I followed the crowds of friendly, gaily clothed worshippers up to the temple, terraced into the hillside.
I left the bike with a collection of push bikes and scooters by the bottom of a long flight of steps, which lead up to the temple. Moving with the mass of people up the steps, I stopped at the top to tie the sash around my waist that was handed to me. They wouldn’t let me enter the temple without one.
I walked into the first courtyard, where a huge banyan tree dominated over the multitudes of worshippers.
A blaze of colour and a cacophony of noise entwined to pay homage. Men dressed in yellow sarongs and women in lace and silk with flowers in their black hair, danced and ululated.
I leant against the wall of the courtyard and felt the coolness of porcelain. I looked around and saw tiles, most of which were damaged, but on many the designs could still be seen. One stared out at me with angry eyes – a cat.
For a moment I felt a cold chill. I averted my gaze back to the throng of smiling happy people and the feeling passed. I walked across the courtyard and stepped into another square.
There were three thrones where people were making offerings. Pyramids of apples, bananas, dried ducklings and flowers were piled every where.
In one corner a cockfight was being held.

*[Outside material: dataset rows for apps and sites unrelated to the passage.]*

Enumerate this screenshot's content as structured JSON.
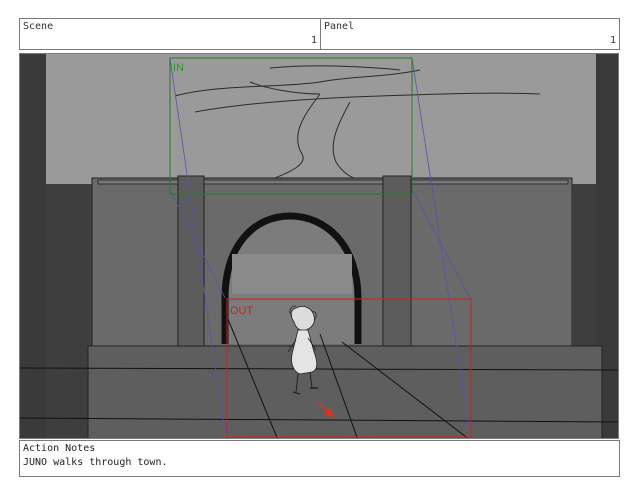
{
  "header": {
    "scene_label": "Scene",
    "scene_value": "1",
    "panel_label": "Panel",
    "panel_value": "1"
  },
  "panel_image": {
    "in_label": "IN",
    "out_label": "OUT",
    "colors": {
      "in_box": "#2a7a2a",
      "out_box": "#cc2222",
      "camera_lines": "#5555aa",
      "arrow": "#dd3322"
    }
  },
  "notes": {
    "label": "Action Notes",
    "text": "JUNO walks through town."
  }
}
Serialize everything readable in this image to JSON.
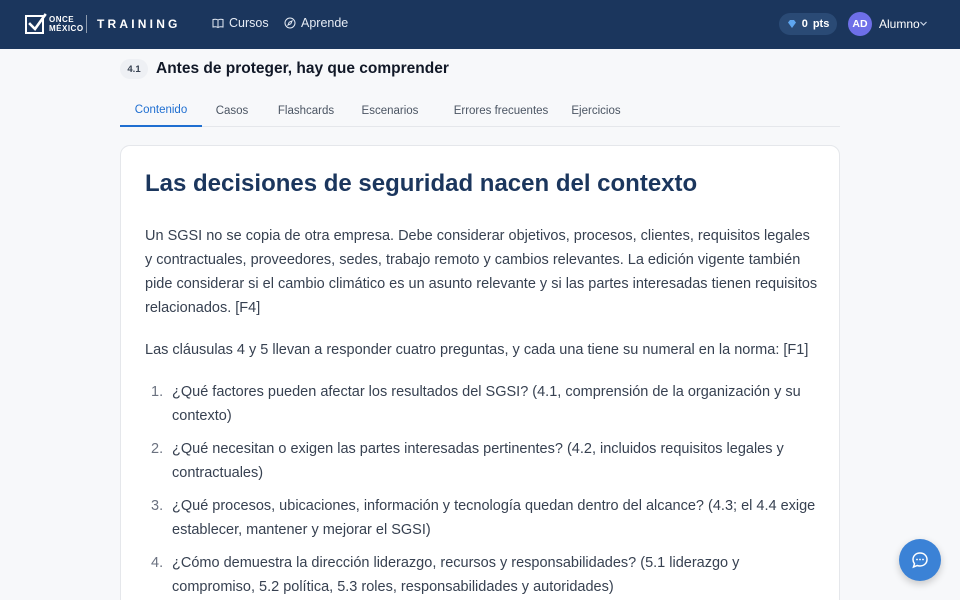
{
  "header": {
    "logo_line1": "ONCE",
    "logo_line2": "MÉXICO",
    "brand": "TRAINING",
    "nav": [
      {
        "label": "Cursos",
        "icon": "book-open-icon"
      },
      {
        "label": "Aprende",
        "icon": "compass-icon"
      }
    ],
    "points_value": "0",
    "points_unit": "pts",
    "user_initials": "AD",
    "user_name": "Alumno"
  },
  "lesson": {
    "number": "4.1",
    "title": "Antes de proteger, hay que comprender"
  },
  "tabs": [
    {
      "label": "Contenido",
      "active": true
    },
    {
      "label": "Casos",
      "active": false
    },
    {
      "label": "Flashcards",
      "active": false
    },
    {
      "label": "Escenarios",
      "active": false
    },
    {
      "label": "Errores frecuentes",
      "active": false
    },
    {
      "label": "Ejercicios",
      "active": false
    }
  ],
  "content": {
    "title": "Las decisiones de seguridad nacen del contexto",
    "paragraph1": "Un SGSI no se copia de otra empresa. Debe considerar objetivos, procesos, clientes, requisitos legales y contractuales, proveedores, sedes, trabajo remoto y cambios relevantes. La edición vigente también pide considerar si el cambio climático es un asunto relevante y si las partes interesadas tienen requisitos relacionados. [F4]",
    "paragraph2": "Las cláusulas 4 y 5 llevan a responder cuatro preguntas, y cada una tiene su numeral en la norma: [F1]",
    "list": [
      {
        "num": "1.",
        "text": "¿Qué factores pueden afectar los resultados del SGSI? (4.1, comprensión de la organización y su contexto)"
      },
      {
        "num": "2.",
        "text": "¿Qué necesitan o exigen las partes interesadas pertinentes? (4.2, incluidos requisitos legales y contractuales)"
      },
      {
        "num": "3.",
        "text": "¿Qué procesos, ubicaciones, información y tecnología quedan dentro del alcance? (4.3; el 4.4 exige establecer, mantener y mejorar el SGSI)"
      },
      {
        "num": "4.",
        "text": "¿Cómo demuestra la dirección liderazgo, recursos y responsabilidades? (5.1 liderazgo y compromiso, 5.2 política, 5.3 roles, responsabilidades y autoridades)"
      }
    ]
  },
  "colors": {
    "header_bg": "#1b365d",
    "accent": "#1f6fd1",
    "title_color": "#1b365d",
    "avatar_bg": "#6e6fe8",
    "fab_bg": "#3b82d6"
  }
}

Two brightly dyed cockerels, one pink the other yellow, fought with such ferocity that I had to avert my gaze in disgust.
One of the onlookers noticed me and spoke to me in slow broken English. “It is very good for us, the birds to spill so much blood. The Gods will be pleased.”
Not wanting to offend I nodded and smiled politely. I glanced at the feet of the two birds; the glint of silver betrayed the weapons. Razor blades! Within a few moments both birds were glistening with warm red blood. I turned away. Auspicious for the Gods or not the sight sickened me.
The festival continued all day and it was dusk before I made my way back down the steps to the bike.
The darkness fell suddenly on the road back to Amlapura and my progress was slow. Insects flew towards the light of the headlamp mesmerised by the glare, continually fluttering in the rays. Not having a helmet, I quickly realized I needed to keep lips pursed together as moths and night insects flew towards me.
So intent was I in getting back safely that the morning’s accident with the cat had all but slipped my memory.
Arriving safely back in Candi Dasa. I never mentioned the cat to Mali. When he asked me ,“Any accidents?” I just shook my head and disappeared rather rapidly into my room.
A few days later I travelled down towards Goa Lawah, the bat cave. Legend had it that a huge snake lived in the deeper recess’s of the cave feeding off the bats. It wasn’t the snake that interested me, it was the bats. I like bats, they are funny, hanging upside down like unused umbrella’s.
I weaved round the holes in the roads with the same balletic dexterity that I had mastered on my first trip.
A bus load of locals came roaring down the road behind me, the exhaust churning its black poison into the air. The driver hooted at me to move over, so that he could overtake.
I veered over to the verge, without slowing down, confident that I could move back before reaching the three pedestrians further along. But for some reason the bus driver hesitated and drove along side of me for longer than he needed to.
A dog lay sleeping far too close to the road. As I crashed into the dog all I could see were the green listless eyes of the cat. I hit the dog, who probably never woke up to know what had happened. I continued, totally out of control through a wooden fence into the compound of the local police station. I felt myself flung forward over the top of the bike and then lost consciousness.
I awoke to find a somewhat concerned policeman looking down at me. Around him were a crowd of curious spectators.
“Miss, are you alright?” he asked.
I felt a pain in my right leg and grimaced, “No”, I groaned “I think I’ve broken my leg.”
Later in the small local hospital adjacent to the police station, the policeman laughed at my concern for the dog.
“Oh bang the dogs of Bali. It’s the cats you must be careful of. If you had killed a cat, now that would have been very unfortunate for you.”